Bill Ackman’s Treasury Short May Be Right for Wrong Reasons

Long-dated government bonds are going through a rough patch. Just in the past week or so:

  • The Bank of Japan tweaked its yield curve control policy (adding to worries that Japanese money could leave international markets and return home).
  • The US Treasury upsized its quarterly bond sales (raising concern that supply would swamp demand).
  • The ADP Research Institute’s payrolls report surprised to the upside (suggesting to some that the US labor market was running too hot to tame inflation and that the Federal Reserve might take interest rates higher to rein it in).
  • And Fitch Ratings downgraded the US from AAA to AA+ (a move that meant two-thirds of the main rating companies now view the nation as a less-than-sterling credit, although — for a variety of reasons — the conventional wisdom is that this last factor probably moved markets less than the others).

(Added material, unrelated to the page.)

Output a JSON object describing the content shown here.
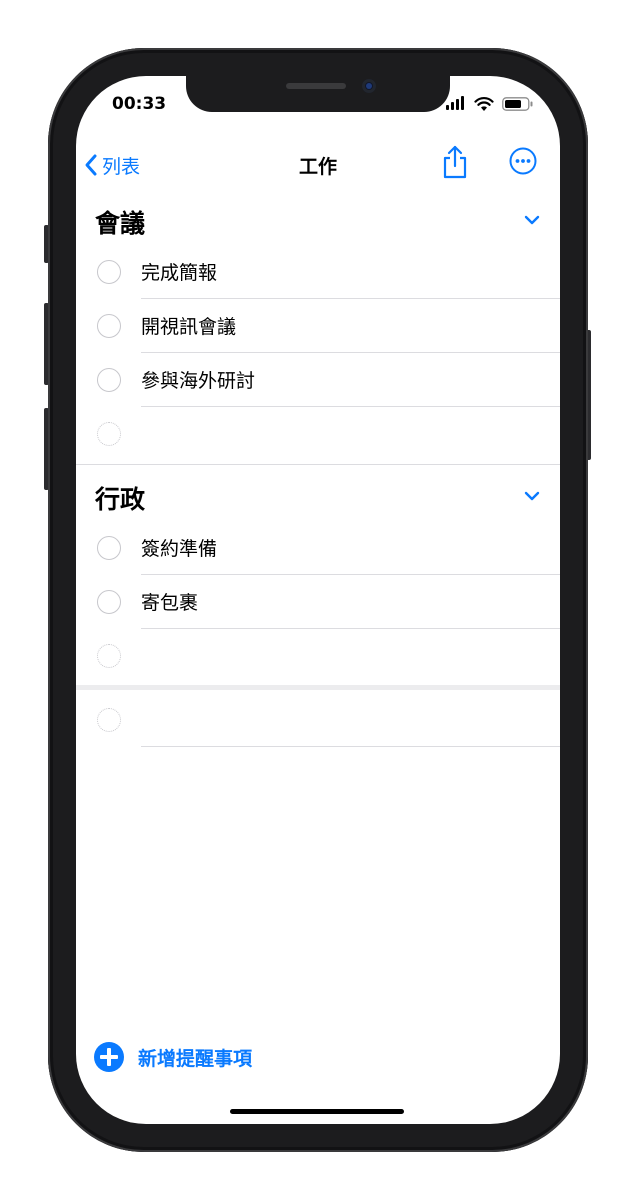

The upshot is that yields on 30-year Treasuries jumped about 29 basis points since Monday and were poised to test their 12-year highs set last October.

A Rough Patch